RB: I’d start booking events sooner, by about three months. The thing is, my earliest calls were greeted with breezy reflections on how open the calendar was six months out. But we needed to change the route for logistical reasons, and that left me calling the Midwest with about six weeks notice, in peak season, as a debut author—a tough nut, indeed. I still got a couple gigs and I did meet the booksellers en route, some of whom I’ll see again soon, but that leg could have been stronger.
9DW: Would you do it again?
RB: Without hesitation and, in fact, I plan to. The whole road trip thing is something that turns my crank and may not be for everyone. But I heartily recommend getting out to bookstores, libraries, literary bars, or whatever is available to any author serious about finding readers. It’s not about selling books, at least not in the immediate sense. It’s about finding out who wants to read you, meeting people who sell books for a living, and making connections to counter the aloneness which is such a necessary part of writing for most of us.
Rob Brunet’s 2014 debut, STINKING RICH, asks What could possibly go wrong when backwoods bikers hire a high school dropout to tend a barn full of high-grade marijuana?
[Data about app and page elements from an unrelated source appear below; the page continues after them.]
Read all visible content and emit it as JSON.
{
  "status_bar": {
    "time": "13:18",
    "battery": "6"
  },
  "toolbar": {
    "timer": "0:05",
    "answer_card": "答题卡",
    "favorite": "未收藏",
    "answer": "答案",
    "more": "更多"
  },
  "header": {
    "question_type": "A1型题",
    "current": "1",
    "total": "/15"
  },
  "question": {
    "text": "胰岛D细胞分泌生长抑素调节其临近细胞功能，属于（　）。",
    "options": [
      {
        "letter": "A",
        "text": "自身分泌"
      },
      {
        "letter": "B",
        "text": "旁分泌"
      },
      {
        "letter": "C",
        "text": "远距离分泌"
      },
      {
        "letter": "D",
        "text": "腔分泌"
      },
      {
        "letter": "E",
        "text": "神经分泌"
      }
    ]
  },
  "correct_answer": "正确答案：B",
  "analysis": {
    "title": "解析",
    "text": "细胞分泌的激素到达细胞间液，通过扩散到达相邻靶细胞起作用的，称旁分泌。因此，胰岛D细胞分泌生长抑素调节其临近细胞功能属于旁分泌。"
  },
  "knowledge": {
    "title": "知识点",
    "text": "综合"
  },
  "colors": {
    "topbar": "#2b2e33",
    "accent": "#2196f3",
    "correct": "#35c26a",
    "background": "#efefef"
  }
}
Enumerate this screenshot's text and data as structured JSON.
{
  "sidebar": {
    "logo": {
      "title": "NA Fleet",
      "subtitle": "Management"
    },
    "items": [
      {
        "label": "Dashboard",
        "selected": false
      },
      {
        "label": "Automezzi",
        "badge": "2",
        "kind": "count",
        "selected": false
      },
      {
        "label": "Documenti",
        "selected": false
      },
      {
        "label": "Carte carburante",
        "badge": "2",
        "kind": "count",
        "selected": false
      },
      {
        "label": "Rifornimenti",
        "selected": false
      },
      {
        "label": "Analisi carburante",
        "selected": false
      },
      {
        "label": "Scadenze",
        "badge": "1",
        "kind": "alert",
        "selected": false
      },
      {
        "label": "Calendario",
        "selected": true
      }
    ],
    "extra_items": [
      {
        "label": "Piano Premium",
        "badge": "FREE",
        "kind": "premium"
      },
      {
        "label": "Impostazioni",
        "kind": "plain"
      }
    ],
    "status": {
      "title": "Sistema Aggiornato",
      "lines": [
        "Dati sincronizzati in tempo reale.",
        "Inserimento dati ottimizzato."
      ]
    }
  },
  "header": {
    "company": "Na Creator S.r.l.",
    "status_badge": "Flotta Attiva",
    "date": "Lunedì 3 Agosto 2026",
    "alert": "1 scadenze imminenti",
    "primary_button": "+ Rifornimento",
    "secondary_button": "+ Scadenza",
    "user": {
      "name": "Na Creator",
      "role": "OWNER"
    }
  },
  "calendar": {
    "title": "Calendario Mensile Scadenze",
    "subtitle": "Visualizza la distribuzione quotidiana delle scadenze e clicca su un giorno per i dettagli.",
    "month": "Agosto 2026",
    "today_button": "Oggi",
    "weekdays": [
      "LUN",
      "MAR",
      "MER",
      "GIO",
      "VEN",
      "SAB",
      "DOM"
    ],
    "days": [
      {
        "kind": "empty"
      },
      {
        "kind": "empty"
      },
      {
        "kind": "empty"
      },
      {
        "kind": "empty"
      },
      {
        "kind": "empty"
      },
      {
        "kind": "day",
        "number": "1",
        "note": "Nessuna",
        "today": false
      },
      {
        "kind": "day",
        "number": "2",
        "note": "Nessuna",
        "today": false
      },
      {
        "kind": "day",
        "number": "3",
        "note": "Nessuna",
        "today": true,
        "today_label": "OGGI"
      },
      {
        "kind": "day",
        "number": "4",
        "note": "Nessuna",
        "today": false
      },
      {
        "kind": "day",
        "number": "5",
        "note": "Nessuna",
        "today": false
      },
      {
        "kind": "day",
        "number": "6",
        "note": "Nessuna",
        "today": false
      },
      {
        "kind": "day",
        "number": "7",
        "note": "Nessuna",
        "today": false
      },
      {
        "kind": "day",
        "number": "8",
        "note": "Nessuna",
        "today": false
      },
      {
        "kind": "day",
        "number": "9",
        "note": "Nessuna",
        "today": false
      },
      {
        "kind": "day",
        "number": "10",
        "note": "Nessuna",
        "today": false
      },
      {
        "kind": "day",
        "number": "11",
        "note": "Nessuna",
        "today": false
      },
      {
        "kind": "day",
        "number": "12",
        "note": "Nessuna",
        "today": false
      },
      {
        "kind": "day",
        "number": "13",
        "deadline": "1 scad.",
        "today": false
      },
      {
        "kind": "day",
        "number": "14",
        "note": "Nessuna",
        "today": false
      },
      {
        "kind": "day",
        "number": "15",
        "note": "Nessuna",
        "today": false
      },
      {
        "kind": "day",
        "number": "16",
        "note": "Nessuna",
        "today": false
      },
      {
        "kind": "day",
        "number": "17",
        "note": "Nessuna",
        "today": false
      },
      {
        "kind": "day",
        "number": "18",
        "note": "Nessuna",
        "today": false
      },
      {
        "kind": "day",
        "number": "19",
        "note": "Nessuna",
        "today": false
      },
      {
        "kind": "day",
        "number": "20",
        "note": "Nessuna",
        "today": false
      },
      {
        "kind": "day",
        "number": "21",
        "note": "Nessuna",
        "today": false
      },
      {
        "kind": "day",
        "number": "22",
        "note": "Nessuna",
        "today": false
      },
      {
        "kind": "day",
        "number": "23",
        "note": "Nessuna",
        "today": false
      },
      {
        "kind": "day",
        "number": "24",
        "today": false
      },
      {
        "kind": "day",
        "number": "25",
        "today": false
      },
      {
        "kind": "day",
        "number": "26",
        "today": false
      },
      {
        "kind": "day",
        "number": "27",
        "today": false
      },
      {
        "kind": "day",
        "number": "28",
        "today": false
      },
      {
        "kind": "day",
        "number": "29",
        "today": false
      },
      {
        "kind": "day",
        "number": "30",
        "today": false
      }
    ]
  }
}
Dubbed “deviously funny” by Canadian Mystery Reviews, the novel was listed on Crimespree Magazine’s Book Picks for 2014, and named one of the year’s top debuts by MysteryPeople. Brunet’s short crime fiction appears and is forthcoming in Ellery Queen Mystery Magazine, Thuglit, Shotgun Honey, Out of the Gutter, Noir Nation, and numerous anthologies. Prior to writing crime, Brunet ran a Web boutique producing award-winning sites for titles like Frank Miller’s Sin City and cult television series Alias. He loves the bush, beaches, and bonfires, and lives in Toronto with his wife, daughter, and son.
Buy STINKING RICH at